Time doth transfix the flourish set on youth
And delves the parallels in beauty's brow,
Feeds on the rarities of nature's truth,
And nothing stands but for his scythe to mow.
And yet to times in hope my verse shall stand,
Praising thy worth, despite his cruel hand.
-- Shakespeare, Sonnet 60
As a bulwark against the inevitability of material decay and forgotten life stories, cemeteries are filled with tokens of memory and symbols of belief in eternal life.
I am intrigued by these tokens and symbols -- whether they be in lush, well-tended urban cemeteries like Forest Hills in Boston where I used to live, or in small rural cemeteries of New Mexico where I now live -- and I photograph them as a kind of meditation on mortality and eternity.
Whatever your belief in the afterlife and in the value of symbols, for your own contemplation here are images from two of those New Mexico cemeteries I visited a few months ago.
The first was the Pinos Wells Cemetery, located on the vast llano of central New Mexico. It's a cemetery for those who live on ranches, far from any town, village, or church.

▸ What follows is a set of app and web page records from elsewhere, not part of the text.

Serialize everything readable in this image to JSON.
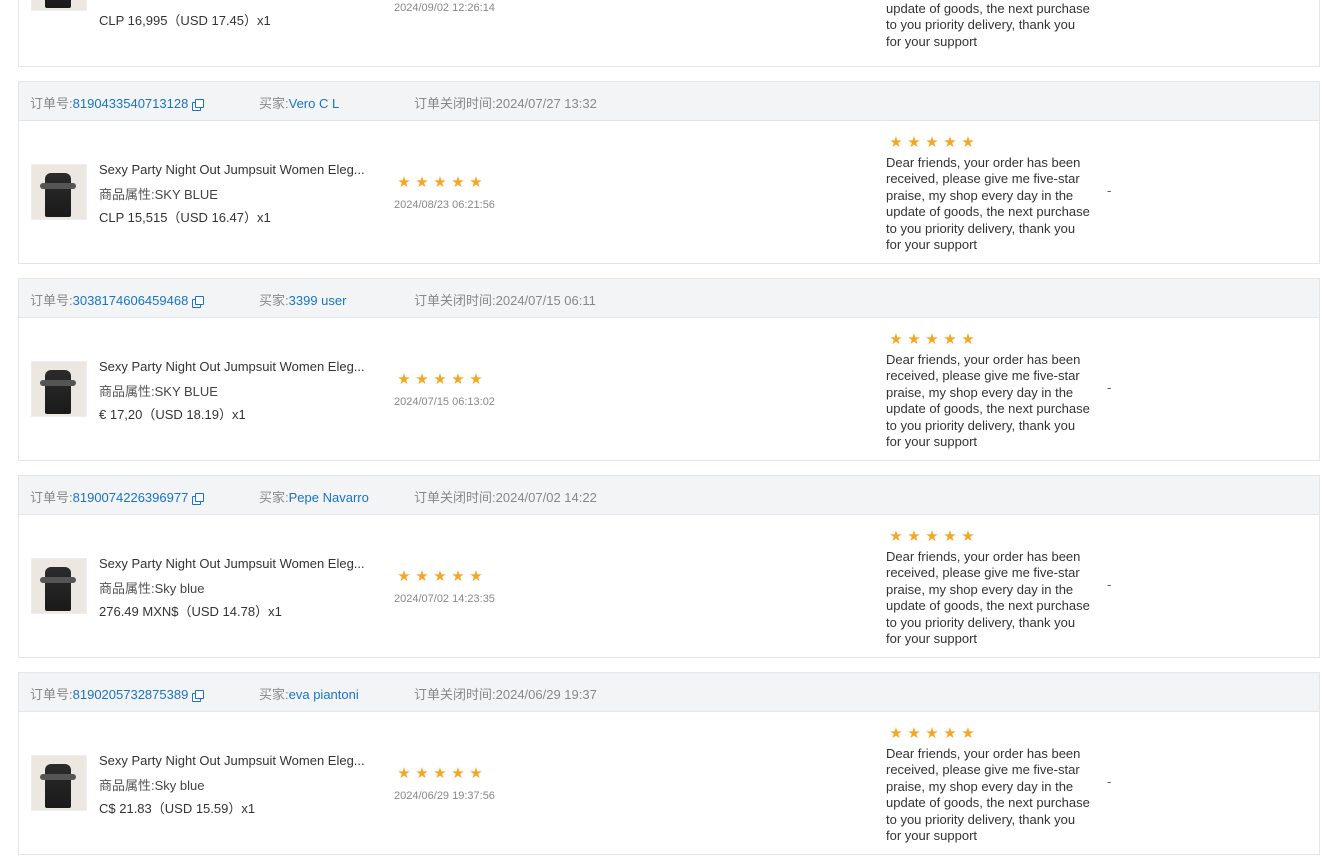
{
  "labels": {
    "order_no": "订单号:",
    "buyer": "买家:",
    "closed": "订单关闭时间:",
    "attr": "商品属性:",
    "dash": "-"
  },
  "top_card": {
    "price": "CLP 16,995（USD  17.45）x1",
    "review_date": "2024/09/02 12:26:14",
    "reply_tail": "praise, my shop every day in the update of goods, the next purchase to you priority delivery, thank you for your support"
  },
  "orders": [
    {
      "order_no": "8190433540713128",
      "buyer": "Vero C L",
      "closed_time": "2024/07/27 13:32",
      "product_name": "Sexy Party Night Out Jumpsuit Women Eleg...",
      "attribute": "SKY BLUE",
      "price": "CLP 15,515（USD  16.47）x1",
      "rating": 5,
      "review_date": "2024/08/23 06:21:56",
      "seller_rating": 5,
      "reply": "Dear friends, your order has been received, please give me five-star praise, my shop every day in the update of goods, the next purchase to you priority delivery, thank you for your support"
    },
    {
      "order_no": "3038174606459468",
      "buyer": "3399 user",
      "closed_time": "2024/07/15 06:11",
      "product_name": "Sexy Party Night Out Jumpsuit Women Eleg...",
      "attribute": "SKY BLUE",
      "price": "€ 17,20（USD  18.19）x1",
      "rating": 5,
      "review_date": "2024/07/15 06:13:02",
      "seller_rating": 5,
      "reply": "Dear friends, your order has been received, please give me five-star praise, my shop every day in the update of goods, the next purchase to you priority delivery, thank you for your support"
    },
    {
      "order_no": "8190074226396977",
      "buyer": "Pepe Navarro",
      "closed_time": "2024/07/02 14:22",
      "product_name": "Sexy Party Night Out Jumpsuit Women Eleg...",
      "attribute": "Sky blue",
      "price": "276.49 MXN$（USD  14.78）x1",
      "rating": 5,
      "review_date": "2024/07/02 14:23:35",
      "seller_rating": 5,
      "reply": "Dear friends, your order has been received, please give me five-star praise, my shop every day in the update of goods, the next purchase to you priority delivery, thank you for your support"
    },
    {
      "order_no": "8190205732875389",
      "buyer": "eva piantoni",
      "closed_time": "2024/06/29 19:37",
      "product_name": "Sexy Party Night Out Jumpsuit Women Eleg...",
      "attribute": "Sky blue",
      "price": "C$ 21.83（USD  15.59）x1",
      "rating": 5,
      "review_date": "2024/06/29 19:37:56",
      "seller_rating": 5,
      "reply": "Dear friends, your order has been received, please give me five-star praise, my shop every day in the update of goods, the next purchase to you priority delivery, thank you for your support"
    }
  ],
  "colors": {
    "link": "#1a73c8",
    "star": "#f5a623",
    "header_bg": "#f2f4f6"
  }
}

The other cemetery was located behind a small Roman Catholic church near the Rio Grande south of Bosque, NM. At first glance, it was as unprepossessing as the Pinos Wells Cemetery . . .
. . . but among the simple crosses were a few more elaborate memorials:
If you would like see these and other images from the two cemeteries in a larger format, please visit my photography website, Todos Juntos Photography, by clicking here.